Shock of the month? The year, even? Out of absolutely nowhere, Google
--the search engine champ at the moment and the developer of Android
--has announced its first full-fledged operating system. Of course, maybe we shouldn't be so surprised. After all, it's not like Google hasn't been dabbling in applications for awhile now.
In fact, this announcement came just hours after Google removed the "Beta" label
from its entire application suit, Gmail and Gdocs included. The company has also introduced its own browser (Chrome) and its own mobile operating system (Android). Thus, the next logical step is a lightweight OS suited for none other than the netbook.
Call us selfish, but we really (really!) wish this would've surfaced around a year ago. Instead, we've seen netbook after netbook emerge with the exact same specifications due to Microsoft's restrictions on Windows XP-based machines. Had Google introduced Chrome OS last year, we may already be onto the true next-generation of netbooks.

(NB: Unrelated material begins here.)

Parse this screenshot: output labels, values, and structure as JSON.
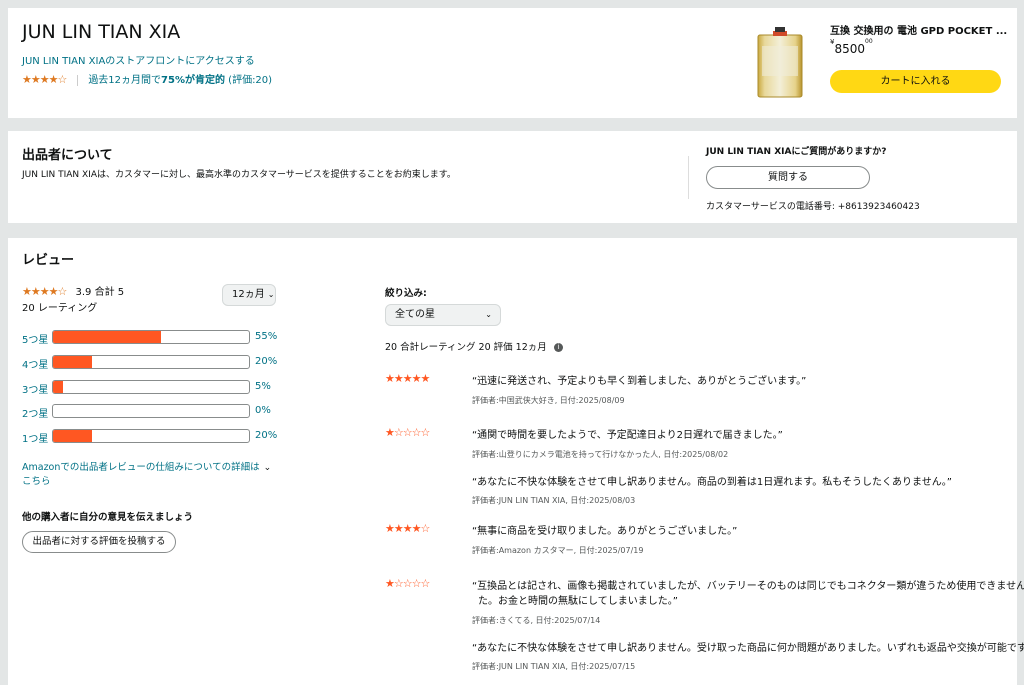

At any rate, we're here now, and we couldn't be more excited. Nine months after launching Chrome, the Google Chrome Operating System has emerged as Google's attempt to "re-think what operating systems should be." Here's how Google describes the system:
"Google Chrome OS is an open source, lightweight operating system that will initially be targeted at netbooks. Later this year we will open-source its code, and netbooks running Google Chrome OS will be available for consumers in the second half of 2010. Because we're already talking to partners about the project, and we'll soon be working with the open source community, we wanted to share our vision now so everyone understands what we are trying to achieve.

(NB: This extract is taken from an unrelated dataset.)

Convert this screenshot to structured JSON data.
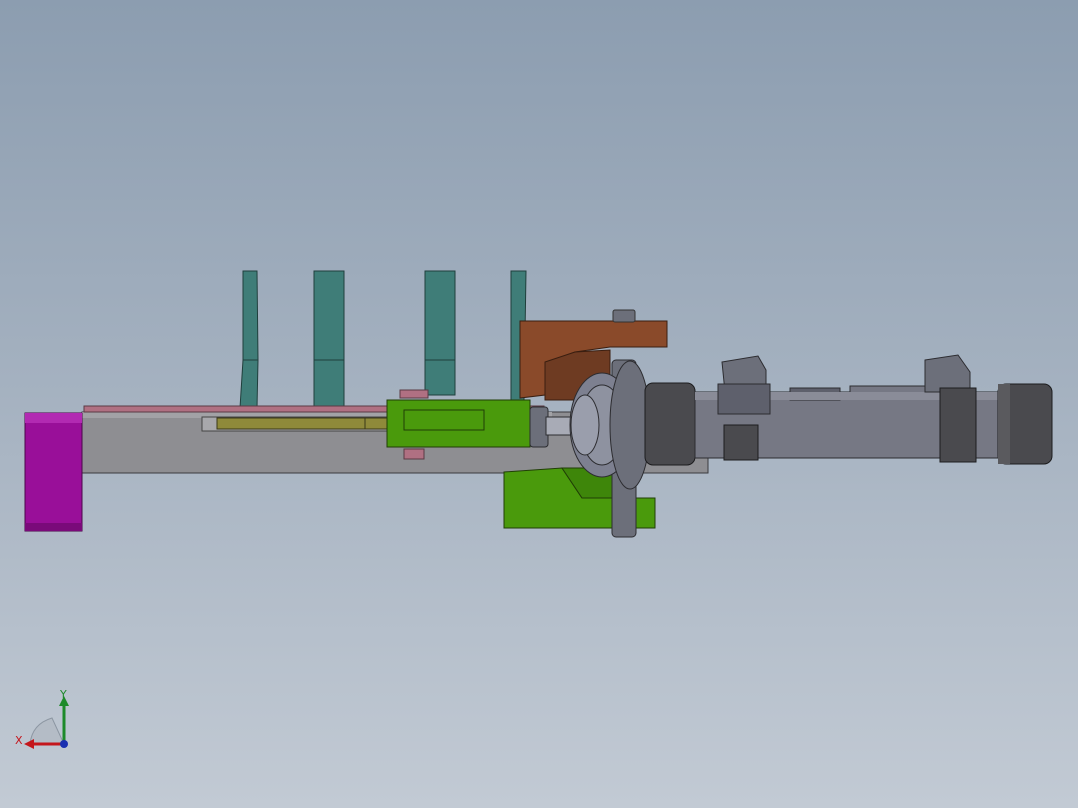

Speed, simplicity and security are the key aspects of Google Chrome OS. We're designing the OS to be fast and lightweight, to start up and get you onto the web in a few seconds. The user interface is minimal to stay out of your way, and most of the user experience takes place on the web. And as we did for the Google Chrome browser, we are going back to the basics and completely redesigning the underlying security architecture of the OS so that users don't have to deal with viruses, malware and security updates. It should just work."

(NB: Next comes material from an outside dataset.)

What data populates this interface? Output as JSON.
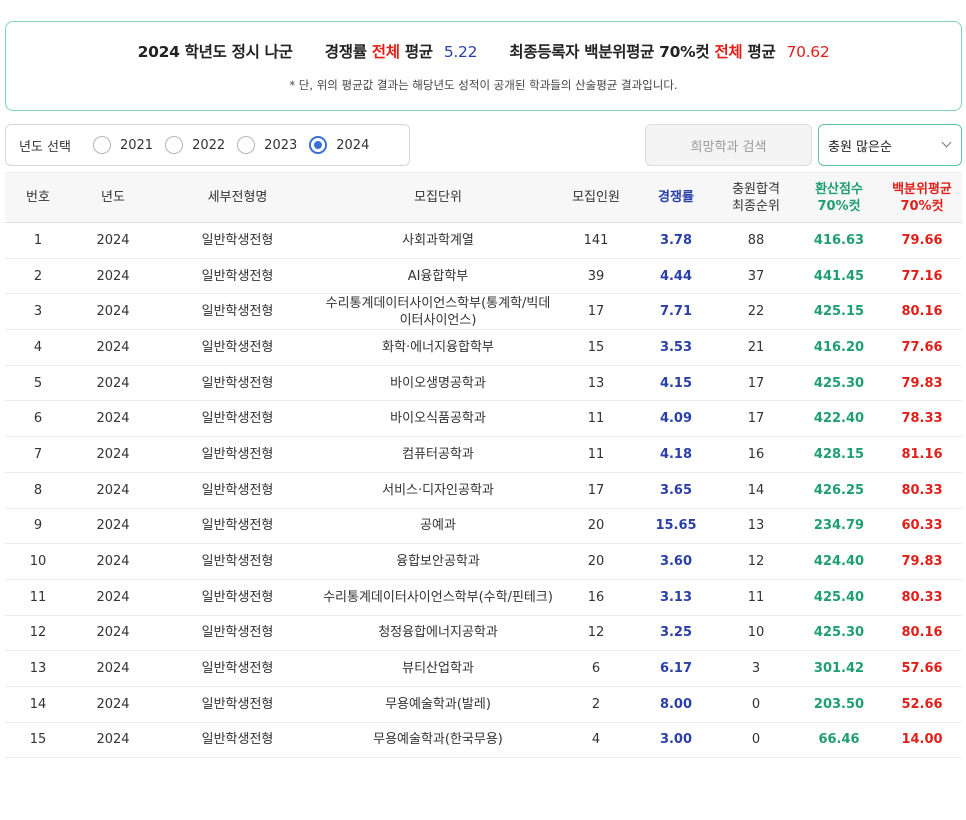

The OS will work fine on both x86 as well as ARM chips, and Google's already working with multiple OEMs to bring a number of netbooks to market next year. As for the software architecture, you're looking at a new windowing system on top of a Linux kernel, with the Web as the platform for developers. Even Google understands that this may eat into sales of Android-based netbooks and UMPCs, but it's hoping to serve multiple market segments with multiple products. Nothing wrong with that!